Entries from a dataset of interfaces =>
------------------------------------

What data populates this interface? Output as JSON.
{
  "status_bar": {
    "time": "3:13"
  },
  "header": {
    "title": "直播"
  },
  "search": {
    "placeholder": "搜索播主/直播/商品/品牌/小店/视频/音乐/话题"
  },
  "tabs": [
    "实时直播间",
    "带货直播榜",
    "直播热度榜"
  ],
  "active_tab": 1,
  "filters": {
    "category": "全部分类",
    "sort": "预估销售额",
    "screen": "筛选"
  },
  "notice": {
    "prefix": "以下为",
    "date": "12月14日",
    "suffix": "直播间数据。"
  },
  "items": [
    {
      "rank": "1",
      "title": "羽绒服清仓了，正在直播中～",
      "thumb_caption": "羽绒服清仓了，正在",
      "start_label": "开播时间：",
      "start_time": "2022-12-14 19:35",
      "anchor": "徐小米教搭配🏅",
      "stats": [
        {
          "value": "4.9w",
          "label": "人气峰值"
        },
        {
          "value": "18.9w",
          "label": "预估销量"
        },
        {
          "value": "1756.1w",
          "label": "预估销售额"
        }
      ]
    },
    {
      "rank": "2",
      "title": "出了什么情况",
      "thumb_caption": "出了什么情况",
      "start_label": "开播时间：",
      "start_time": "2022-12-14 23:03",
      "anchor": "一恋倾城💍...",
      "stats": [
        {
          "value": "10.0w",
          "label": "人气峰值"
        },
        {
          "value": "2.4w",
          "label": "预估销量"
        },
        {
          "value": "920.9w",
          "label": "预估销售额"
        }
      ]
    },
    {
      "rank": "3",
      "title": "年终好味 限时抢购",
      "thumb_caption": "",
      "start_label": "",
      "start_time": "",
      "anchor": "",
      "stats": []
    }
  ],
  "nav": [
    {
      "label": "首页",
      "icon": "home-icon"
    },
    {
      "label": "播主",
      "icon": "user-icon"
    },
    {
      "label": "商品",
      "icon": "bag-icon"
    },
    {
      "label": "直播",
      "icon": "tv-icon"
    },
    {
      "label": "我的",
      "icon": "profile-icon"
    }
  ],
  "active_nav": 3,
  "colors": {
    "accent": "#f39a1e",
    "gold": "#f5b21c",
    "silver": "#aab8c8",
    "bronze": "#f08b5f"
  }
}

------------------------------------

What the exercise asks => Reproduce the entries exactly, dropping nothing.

Completed task =>
What data populates this interface? Output as JSON.
{
  "status_bar": {
    "time": "3:13"
  },
  "header": {
    "title": "直播"
  },
  "search": {
    "placeholder": "搜索播主/直播/商品/品牌/小店/视频/音乐/话题"
  },
  "tabs": [
    "实时直播间",
    "带货直播榜",
    "直播热度榜"
  ],
  "active_tab": 1,
  "filters": {
    "category": "全部分类",
    "sort": "预估销售额",
    "screen": "筛选"
  },
  "notice": {
    "prefix": "以下为",
    "date": "12月14日",
    "suffix": "直播间数据。"
  },
  "items": [
    {
      "rank": "1",
      "title": "羽绒服清仓了，正在直播中～",
      "thumb_caption": "羽绒服清仓了，正在",
      "start_label": "开播时间：",
      "start_time": "2022-12-14 19:35",
      "anchor": "徐小米教搭配🏅",
      "stats": [
        {
          "value": "4.9w",
          "label": "人气峰值"
        },
        {
          "value": "18.9w",
          "label": "预估销量"
        },
        {
          "value": "1756.1w",
          "label": "预估销售额"
        }
      ]
    },
    {
      "rank": "2",
      "title": "出了什么情况",
      "thumb_caption": "出了什么情况",
      "start_label": "开播时间：",
      "start_time": "2022-12-14 23:03",
      "anchor": "一恋倾城💍...",
      "stats": [
        {
          "value": "10.0w",
          "label": "人气峰值"
        },
        {
          "value": "2.4w",
          "label": "预估销量"
        },
        {
          "value": "920.9w",
          "label": "预估销售额"
        }
      ]
    },
    {
      "rank": "3",
      "title": "年终好味 限时抢购",
      "thumb_caption": "",
      "start_label": "",
      "start_time": "",
      "anchor": "",
      "stats": []
    }
  ],
  "nav": [
    {
      "label": "首页",
      "icon": "home-icon"
    },
    {
      "label": "播主",
      "icon": "user-icon"
    },
    {
      "label": "商品",
      "icon": "bag-icon"
    },
    {
      "label": "直播",
      "icon": "tv-icon"
    },
    {
      "label": "我的",
      "icon": "profile-icon"
    }
  ],
  "active_nav": 3,
  "colors": {
    "accent": "#f39a1e",
    "gold": "#f5b21c",
    "silver": "#aab8c8",
    "bronze": "#f08b5f"
  }
}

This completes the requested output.